Avia Collinder, Sunday Gleaner Writer
MORE FUNDING and urgent supporting legis-lation are needed in order to reduce deaths and improve maternal health in Jamaica, family health practitioners disclose.
According to Dr Karen Lewis-Bell, director of family-health services in the Ministry of Health - with more money, her unit could do more for reproductive health. Additional funding is needed for the establishment of intensive-care units, specialist clinics and public education for women, she said.
Caribbean maternal mortality rates range between 60-170/ 100,000 live births. In Jamaica, there are 45 deaths for every 50,000 live births annually.

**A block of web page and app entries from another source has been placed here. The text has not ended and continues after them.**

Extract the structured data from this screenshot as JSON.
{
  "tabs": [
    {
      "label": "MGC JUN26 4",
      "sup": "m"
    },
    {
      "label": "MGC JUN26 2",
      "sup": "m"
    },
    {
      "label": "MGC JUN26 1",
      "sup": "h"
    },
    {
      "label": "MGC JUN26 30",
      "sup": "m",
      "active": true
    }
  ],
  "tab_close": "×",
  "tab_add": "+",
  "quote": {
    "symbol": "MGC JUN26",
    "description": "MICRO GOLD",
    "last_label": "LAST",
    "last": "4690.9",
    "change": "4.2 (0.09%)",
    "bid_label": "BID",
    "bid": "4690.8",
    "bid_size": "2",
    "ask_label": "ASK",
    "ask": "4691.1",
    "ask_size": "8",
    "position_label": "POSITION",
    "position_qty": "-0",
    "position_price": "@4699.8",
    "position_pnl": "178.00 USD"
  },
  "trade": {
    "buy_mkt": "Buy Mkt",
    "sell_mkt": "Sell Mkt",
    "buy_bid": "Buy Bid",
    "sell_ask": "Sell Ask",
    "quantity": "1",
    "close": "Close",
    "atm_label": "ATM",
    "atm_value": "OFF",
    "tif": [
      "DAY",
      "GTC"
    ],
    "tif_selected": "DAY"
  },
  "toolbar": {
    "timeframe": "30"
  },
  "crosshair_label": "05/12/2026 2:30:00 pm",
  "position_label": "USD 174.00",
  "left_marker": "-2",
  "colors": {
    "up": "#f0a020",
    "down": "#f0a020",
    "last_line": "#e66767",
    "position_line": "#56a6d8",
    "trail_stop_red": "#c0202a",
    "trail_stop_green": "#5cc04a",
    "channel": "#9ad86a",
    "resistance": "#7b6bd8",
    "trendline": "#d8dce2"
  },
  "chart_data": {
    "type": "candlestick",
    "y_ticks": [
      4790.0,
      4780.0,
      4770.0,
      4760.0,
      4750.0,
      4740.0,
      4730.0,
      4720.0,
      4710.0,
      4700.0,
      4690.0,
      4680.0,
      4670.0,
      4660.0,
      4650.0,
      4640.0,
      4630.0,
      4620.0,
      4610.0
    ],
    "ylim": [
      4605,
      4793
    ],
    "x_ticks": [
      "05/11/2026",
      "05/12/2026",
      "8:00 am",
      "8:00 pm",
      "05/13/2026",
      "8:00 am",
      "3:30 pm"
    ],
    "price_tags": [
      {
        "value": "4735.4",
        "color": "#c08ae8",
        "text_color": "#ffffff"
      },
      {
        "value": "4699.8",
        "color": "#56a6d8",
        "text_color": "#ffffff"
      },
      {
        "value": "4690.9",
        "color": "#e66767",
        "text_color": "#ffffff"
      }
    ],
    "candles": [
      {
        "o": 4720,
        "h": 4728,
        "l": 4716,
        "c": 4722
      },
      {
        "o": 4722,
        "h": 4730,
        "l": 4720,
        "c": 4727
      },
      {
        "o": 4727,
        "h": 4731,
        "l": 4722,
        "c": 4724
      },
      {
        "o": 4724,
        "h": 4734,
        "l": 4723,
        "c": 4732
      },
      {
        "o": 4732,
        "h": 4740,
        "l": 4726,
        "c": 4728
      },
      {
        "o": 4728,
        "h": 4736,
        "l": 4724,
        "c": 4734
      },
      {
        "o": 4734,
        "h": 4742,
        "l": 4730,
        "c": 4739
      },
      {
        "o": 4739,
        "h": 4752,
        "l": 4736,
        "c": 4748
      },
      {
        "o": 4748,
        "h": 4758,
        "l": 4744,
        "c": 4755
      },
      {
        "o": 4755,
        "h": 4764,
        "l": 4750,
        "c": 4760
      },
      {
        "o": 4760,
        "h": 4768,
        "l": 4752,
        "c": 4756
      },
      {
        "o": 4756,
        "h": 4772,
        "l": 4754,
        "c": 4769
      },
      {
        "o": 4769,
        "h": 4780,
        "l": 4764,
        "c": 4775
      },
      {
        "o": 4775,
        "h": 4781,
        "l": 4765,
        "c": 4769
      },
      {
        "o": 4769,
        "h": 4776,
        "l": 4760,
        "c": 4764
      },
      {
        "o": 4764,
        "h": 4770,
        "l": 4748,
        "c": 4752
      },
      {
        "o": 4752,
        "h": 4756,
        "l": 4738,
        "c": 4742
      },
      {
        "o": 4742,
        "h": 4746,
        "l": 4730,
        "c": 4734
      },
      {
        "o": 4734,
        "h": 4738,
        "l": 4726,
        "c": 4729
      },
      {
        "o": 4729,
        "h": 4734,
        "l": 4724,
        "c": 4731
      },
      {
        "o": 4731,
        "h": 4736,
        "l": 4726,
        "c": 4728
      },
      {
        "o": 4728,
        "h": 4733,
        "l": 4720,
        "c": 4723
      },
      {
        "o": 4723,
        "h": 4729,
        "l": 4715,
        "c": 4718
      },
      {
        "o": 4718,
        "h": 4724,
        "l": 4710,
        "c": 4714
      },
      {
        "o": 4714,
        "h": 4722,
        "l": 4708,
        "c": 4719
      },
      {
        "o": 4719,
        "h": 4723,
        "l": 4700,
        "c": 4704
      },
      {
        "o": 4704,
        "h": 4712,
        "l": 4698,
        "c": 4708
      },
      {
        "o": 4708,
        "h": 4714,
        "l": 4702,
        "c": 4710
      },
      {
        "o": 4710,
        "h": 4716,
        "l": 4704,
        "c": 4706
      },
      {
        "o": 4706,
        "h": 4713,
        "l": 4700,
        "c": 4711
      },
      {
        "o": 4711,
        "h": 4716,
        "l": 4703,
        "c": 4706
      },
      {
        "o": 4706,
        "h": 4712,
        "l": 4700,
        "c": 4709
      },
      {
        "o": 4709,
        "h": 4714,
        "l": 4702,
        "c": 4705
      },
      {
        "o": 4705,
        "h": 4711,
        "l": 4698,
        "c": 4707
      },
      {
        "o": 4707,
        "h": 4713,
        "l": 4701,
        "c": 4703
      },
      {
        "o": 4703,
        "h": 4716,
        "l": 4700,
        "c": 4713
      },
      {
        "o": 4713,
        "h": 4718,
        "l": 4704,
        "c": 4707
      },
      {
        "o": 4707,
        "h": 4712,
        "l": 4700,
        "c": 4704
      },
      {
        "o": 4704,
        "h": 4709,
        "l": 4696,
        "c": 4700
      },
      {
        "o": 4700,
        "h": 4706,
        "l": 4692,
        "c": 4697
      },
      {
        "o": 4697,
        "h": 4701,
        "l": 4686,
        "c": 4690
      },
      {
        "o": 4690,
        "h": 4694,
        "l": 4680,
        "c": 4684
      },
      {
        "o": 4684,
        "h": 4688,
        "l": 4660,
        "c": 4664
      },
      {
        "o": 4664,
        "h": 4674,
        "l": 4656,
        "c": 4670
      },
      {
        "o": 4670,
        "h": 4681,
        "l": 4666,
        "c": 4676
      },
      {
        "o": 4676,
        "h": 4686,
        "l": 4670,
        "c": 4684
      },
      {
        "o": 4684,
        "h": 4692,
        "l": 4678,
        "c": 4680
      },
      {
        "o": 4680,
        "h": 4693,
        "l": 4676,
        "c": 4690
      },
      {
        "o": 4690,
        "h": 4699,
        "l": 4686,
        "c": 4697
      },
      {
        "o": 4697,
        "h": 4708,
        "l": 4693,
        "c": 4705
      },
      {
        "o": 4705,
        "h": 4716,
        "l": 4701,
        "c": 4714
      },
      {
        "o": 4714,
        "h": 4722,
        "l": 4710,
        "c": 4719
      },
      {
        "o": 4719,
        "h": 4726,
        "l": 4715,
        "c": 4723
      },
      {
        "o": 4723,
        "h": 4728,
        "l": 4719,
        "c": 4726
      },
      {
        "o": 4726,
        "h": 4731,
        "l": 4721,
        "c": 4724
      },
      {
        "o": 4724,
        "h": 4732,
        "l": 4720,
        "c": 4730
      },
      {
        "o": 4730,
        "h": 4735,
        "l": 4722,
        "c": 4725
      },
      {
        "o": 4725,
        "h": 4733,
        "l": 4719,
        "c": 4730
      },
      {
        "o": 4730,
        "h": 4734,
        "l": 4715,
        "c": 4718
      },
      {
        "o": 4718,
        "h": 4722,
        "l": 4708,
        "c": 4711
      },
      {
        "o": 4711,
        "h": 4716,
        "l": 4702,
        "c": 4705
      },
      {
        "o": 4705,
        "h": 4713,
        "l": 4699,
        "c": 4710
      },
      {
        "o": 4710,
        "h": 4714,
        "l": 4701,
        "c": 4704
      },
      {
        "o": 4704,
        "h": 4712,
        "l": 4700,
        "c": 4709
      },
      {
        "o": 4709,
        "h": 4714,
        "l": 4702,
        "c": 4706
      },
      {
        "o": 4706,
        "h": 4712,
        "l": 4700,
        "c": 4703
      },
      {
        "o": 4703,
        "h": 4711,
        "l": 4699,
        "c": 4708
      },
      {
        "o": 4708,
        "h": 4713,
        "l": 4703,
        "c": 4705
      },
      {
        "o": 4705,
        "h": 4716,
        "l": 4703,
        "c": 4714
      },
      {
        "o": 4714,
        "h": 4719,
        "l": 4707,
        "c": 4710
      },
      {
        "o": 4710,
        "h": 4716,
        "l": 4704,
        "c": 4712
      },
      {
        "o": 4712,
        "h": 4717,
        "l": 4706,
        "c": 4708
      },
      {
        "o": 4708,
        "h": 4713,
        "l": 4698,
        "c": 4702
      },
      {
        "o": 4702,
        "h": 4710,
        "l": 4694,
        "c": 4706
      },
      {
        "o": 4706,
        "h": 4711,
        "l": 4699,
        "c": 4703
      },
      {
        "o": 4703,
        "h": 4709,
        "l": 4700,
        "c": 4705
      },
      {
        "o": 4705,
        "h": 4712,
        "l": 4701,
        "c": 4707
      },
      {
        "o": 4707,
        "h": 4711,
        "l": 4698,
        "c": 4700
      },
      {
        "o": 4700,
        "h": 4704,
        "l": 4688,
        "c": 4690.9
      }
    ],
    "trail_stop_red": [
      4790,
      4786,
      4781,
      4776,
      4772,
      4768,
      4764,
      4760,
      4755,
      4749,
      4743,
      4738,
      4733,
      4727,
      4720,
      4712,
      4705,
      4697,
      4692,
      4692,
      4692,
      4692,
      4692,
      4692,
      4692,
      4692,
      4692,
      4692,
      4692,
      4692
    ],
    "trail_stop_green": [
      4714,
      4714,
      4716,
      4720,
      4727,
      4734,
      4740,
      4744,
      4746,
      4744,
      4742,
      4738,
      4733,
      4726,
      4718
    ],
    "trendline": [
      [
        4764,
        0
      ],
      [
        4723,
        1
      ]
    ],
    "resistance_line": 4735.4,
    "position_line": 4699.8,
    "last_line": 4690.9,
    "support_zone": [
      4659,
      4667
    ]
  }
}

"Many of these deaths could be prevented if every woman had access to reproductive-health services," a recent United Nations Population Fund (UNFPA) release in Kingston claimed.
According to UNFPA, "The loss of a mother shatters a family and threatens the well-being of surviving children.
"Research shows that for every woman who dies, 20 or more experience serious complications ranging from chronic infections to disabling injuries."
Maternal death and disabilities, UNFPA states, are often the result of poverty and inadequate state support.
Primary causes of maternal death
Commenting on the local death rate, Lewis-Bell pointed out that the figure was much better than 15 years ago. She admitted, however, that there remained some areas of concern, including the need for specialist units for maternal care.
"Persons may need intensive-care facilities, which not all hospitals have," she stated.
The figures for maternal death were more than 45 as "we are having a fair number of our deaths related to violence, motor-vehicle accidents and homicides". These, however, are not included in maternal mortality figures.
Primary causes of maternal death include haemorrhage, complications of abortions, hypertensive disease or disorders, embolisms, and com-plications of chronic diseases such as diabetes.
While protocols have been introduced to reduce and manage the leading cause of death in Jamaica, hypertension, little can be done about the botched abortions - the fifth-leading cause of maternal deaths - as long as legislation on the matter remained out of place, Lewis-Bell said.
Need a change
"We need a change in the law to facilitate the Ministry of Health taking an adequate public-health approach to the management and regulation of abortions," said Dr Olivia McDonald, executive director of the National Family Planning Board (NFPB) - an entity which also contributes to the Safe Motherhood initiative of the Ministry of Health.
Last week, the international Partnership for Maternal, Newborn and Child Health, meeting in Cape Town, South Africa, called on G8 leaders to fulfil previous commitments to global health and commit to new, long-term fi-nancing for essential interventions that can avert the deaths of over six million mothers, newborns and children every year.
The statement called for an additional $10.2 billion annually, the estimated cost to ensure universal coverage of basic services needed to achieve Millennium Development Goals on reducing child death and improving maternal health by 2015, respectively.
The United Nations Millennium Development Goals call for a 75 per cent reduction in maternal mortality between 1990 and 2015. The three-pronged strategy to accomplish this goal is access by all women to contraception to avoid unintended pregnancies; the availa-bility to all of skilled care at the time of birth; and, timely access to quality emergency obstetric care for those suffering complications.
McDonald told The Sunday Gleaner that the NFPB "never, ever gets what we ask for".
The NFPB has an operational budget of some $60 million. If they got more, she stated, the main focus would be more mass media messages as, "education was the most important thing".
Family planning, she stated, contributed to proper prenatal care and proper spacing in between each birth. "When people do not plan, the quality of prenatal care is compromised," McDonald said.
Indirect causes of maternal death are chronic disease, previously existing conditions like diabetes, obesity, asthma, cardiac problems, HIV and sickle-cell disease. Public education, family-health practitioners assert, would do much to reduce the impact of such factors.
Lewis-Bell disclosed that reducing maternal mortality was also the responsibility of the woman. Some females, she said, often failed to comply with the instructions of the doctor or midwife, or did not pursue regular and early visits once they had missed two periods.
The timing of pregnancy, she added, was also an issue. "If she has pregnancies too quickly in succession, the body does not get an opportunity to recover and there is risk of haemorrhage. Practising healthy lifestyle in terms of diet and exercise and ensuring a normal weight for her height is also important."
One new public-education initiative has been the transforming of the old maternity card used at local hospitals into a booklet "which captures the health information on individual pregnancies, but also educational messages for women," the family-services director said.
The ministry, she added, was also in the process of developing video and radio announcements for general public education with support from the Pan American Health Organisation, UNICEF and others.
More could be done, she said, if there was more money: "Unfortunately, funds are limited. Everybody needs more."